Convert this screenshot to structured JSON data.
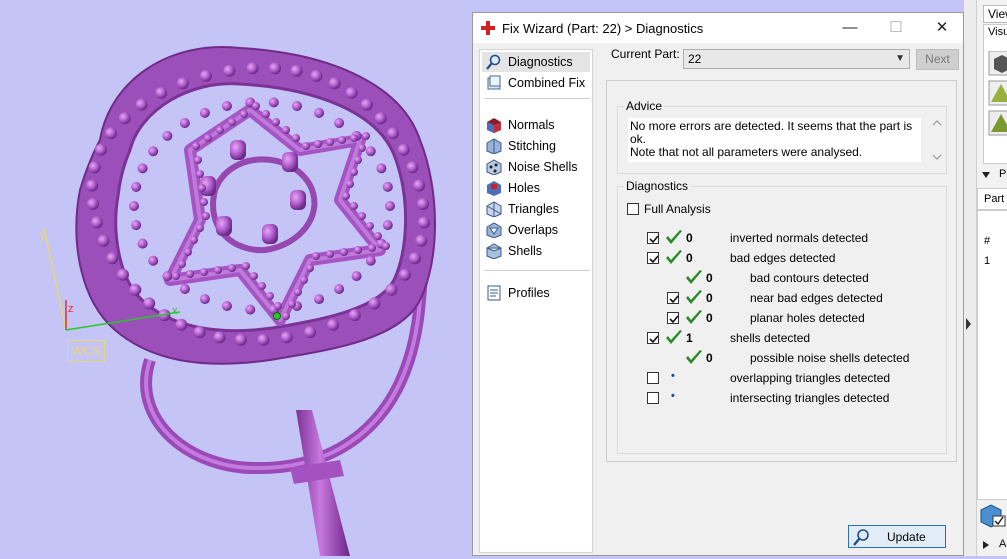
{
  "viewport": {
    "wcs_label": "WCS",
    "axis_z_label": "z",
    "axis_y_label": "y",
    "axis_x_label": "x"
  },
  "dialog": {
    "title": "Fix Wizard (Part: 22) > Diagnostics",
    "minimize_glyph": "—",
    "maximize_glyph": "☐",
    "close_glyph": "✕",
    "nav": [
      {
        "label": "Diagnostics",
        "icon": "magnifier-icon",
        "selected": true
      },
      {
        "label": "Combined Fix",
        "icon": "combined-fix-icon"
      },
      {
        "label": "Normals",
        "icon": "normals-icon"
      },
      {
        "label": "Stitching",
        "icon": "stitching-icon"
      },
      {
        "label": "Noise Shells",
        "icon": "noise-shells-icon"
      },
      {
        "label": "Holes",
        "icon": "holes-icon"
      },
      {
        "label": "Triangles",
        "icon": "triangles-icon"
      },
      {
        "label": "Overlaps",
        "icon": "overlaps-icon"
      },
      {
        "label": "Shells",
        "icon": "shells-icon"
      },
      {
        "label": "Profiles",
        "icon": "profiles-icon"
      }
    ],
    "current_part_label": "Current Part:",
    "current_part_value": "22",
    "next_label": "Next",
    "advice": {
      "heading": "Advice",
      "text_line1": "No more errors are detected. It seems that the part is ok.",
      "text_line2": "Note that not all parameters were analysed."
    },
    "diagnostics": {
      "heading": "Diagnostics",
      "full_analysis_label": "Full Analysis",
      "full_analysis_checked": false,
      "rows": [
        {
          "label": "inverted normals detected",
          "value": "0",
          "checked": true,
          "status": "ok",
          "indent": 0
        },
        {
          "label": "bad edges detected",
          "value": "0",
          "checked": true,
          "status": "ok",
          "indent": 0
        },
        {
          "label": "bad contours detected",
          "value": "0",
          "checked": null,
          "status": "ok",
          "indent": 1
        },
        {
          "label": "near bad edges detected",
          "value": "0",
          "checked": true,
          "status": "ok",
          "indent": 1
        },
        {
          "label": "planar holes detected",
          "value": "0",
          "checked": true,
          "status": "ok",
          "indent": 1
        },
        {
          "label": "shells detected",
          "value": "1",
          "checked": true,
          "status": "ok",
          "indent": 0
        },
        {
          "label": "possible noise shells detected",
          "value": "0",
          "checked": null,
          "status": "ok",
          "indent": 1
        },
        {
          "label": "overlapping triangles detected",
          "value": "",
          "checked": false,
          "status": "pending",
          "indent": 0
        },
        {
          "label": "intersecting triangles detected",
          "value": "",
          "checked": false,
          "status": "pending",
          "indent": 0
        }
      ],
      "update_label": "Update"
    }
  },
  "right_panel": {
    "tab_view": "View",
    "visual_label": "Visu",
    "parts_label": "Pa",
    "part_tab": "Part",
    "col_hash": "#",
    "row_1": "1",
    "bottom_label": "A"
  },
  "colors": {
    "viewport_bg": "#c4c4f6",
    "model": "#b060c8",
    "check": "#2a8a2a",
    "accent": "#2f6fb7"
  }
}
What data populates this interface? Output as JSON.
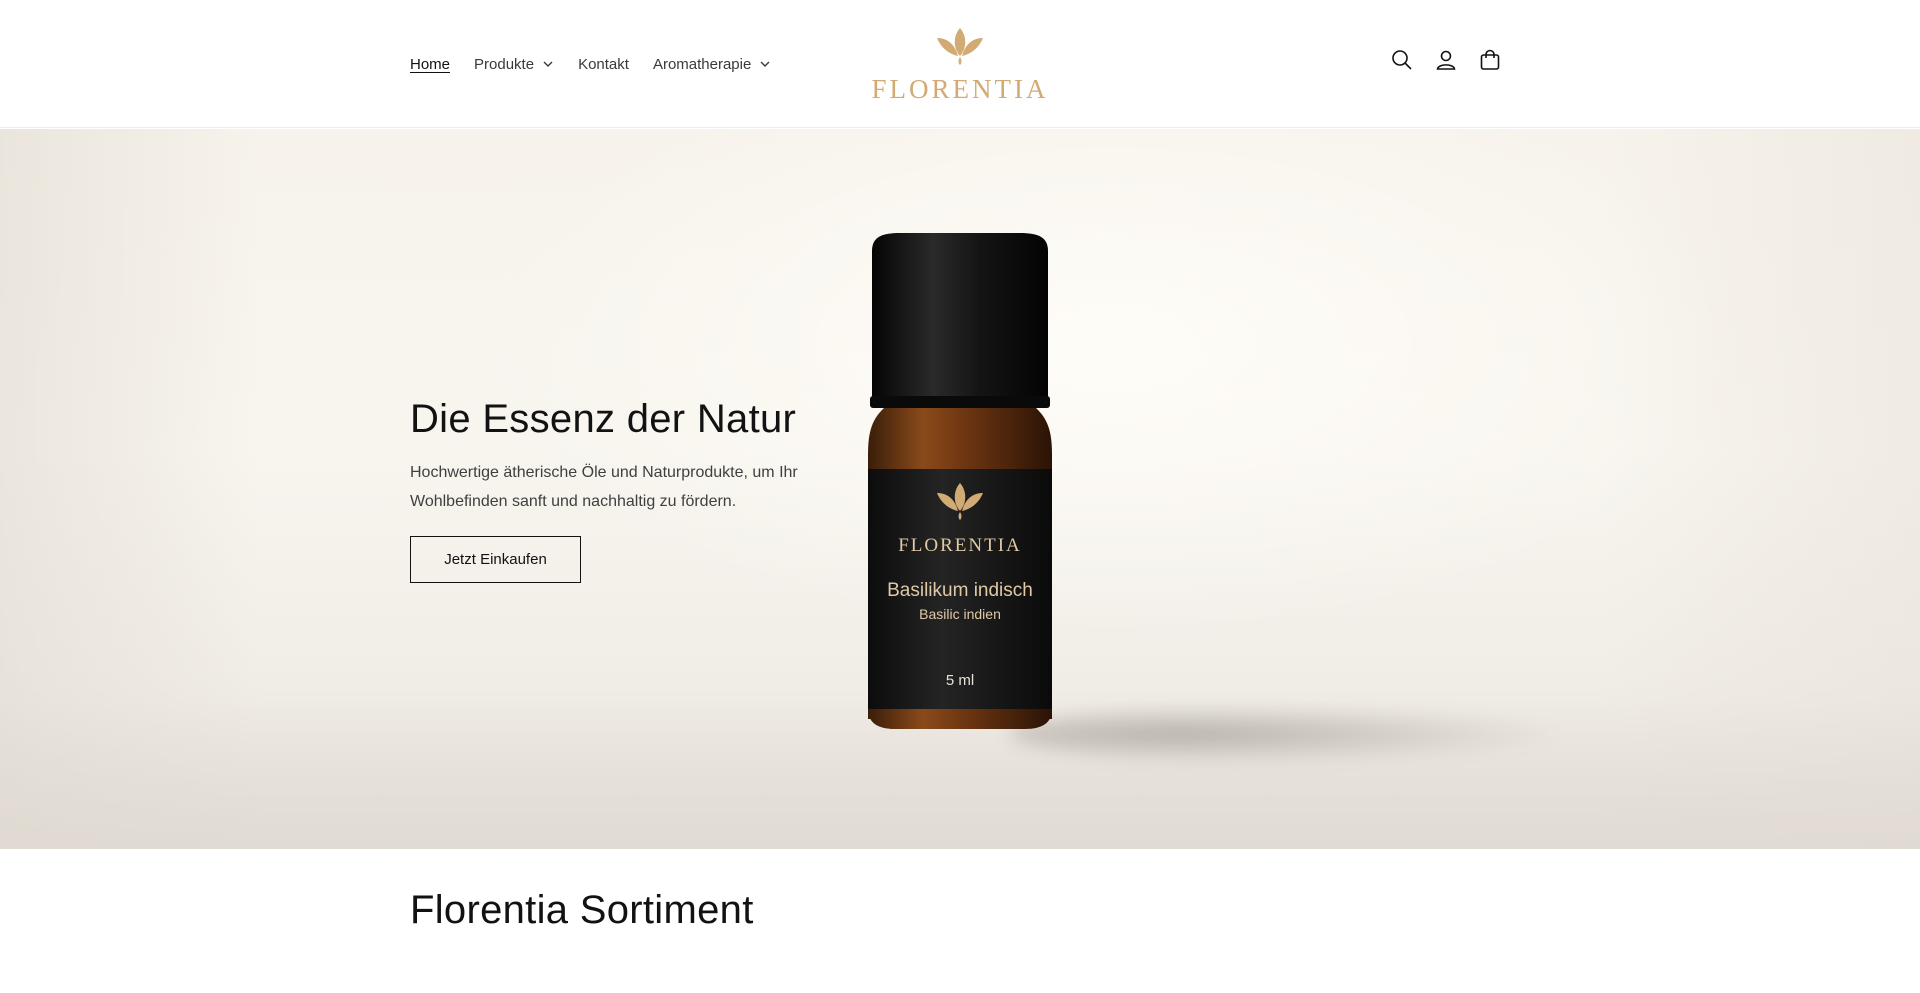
{
  "header": {
    "nav": [
      {
        "label": "Home",
        "active": true,
        "has_dropdown": false
      },
      {
        "label": "Produkte",
        "active": false,
        "has_dropdown": true
      },
      {
        "label": "Kontakt",
        "active": false,
        "has_dropdown": false
      },
      {
        "label": "Aromatherapie",
        "active": false,
        "has_dropdown": true
      }
    ],
    "logo_text": "FLORENTIA",
    "icons": [
      "search-icon",
      "account-icon",
      "cart-icon"
    ]
  },
  "hero": {
    "title": "Die Essenz der Natur",
    "text": "Hochwertige ätherische Öle und Naturprodukte, um Ihr Wohlbefinden sanft und nachhaltig zu fördern.",
    "button_label": "Jetzt Einkaufen",
    "product": {
      "brand": "FLORENTIA",
      "name": "Basilikum indisch",
      "subname": "Basilic indien",
      "volume": "5 ml"
    }
  },
  "section": {
    "title": "Florentia Sortiment"
  },
  "colors": {
    "brand_gold": "#d2aa73",
    "text": "#121212",
    "hero_bg": "#f7f3ec"
  }
}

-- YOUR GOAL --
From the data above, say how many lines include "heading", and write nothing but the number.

-- WRITTEN RESPONSE --
2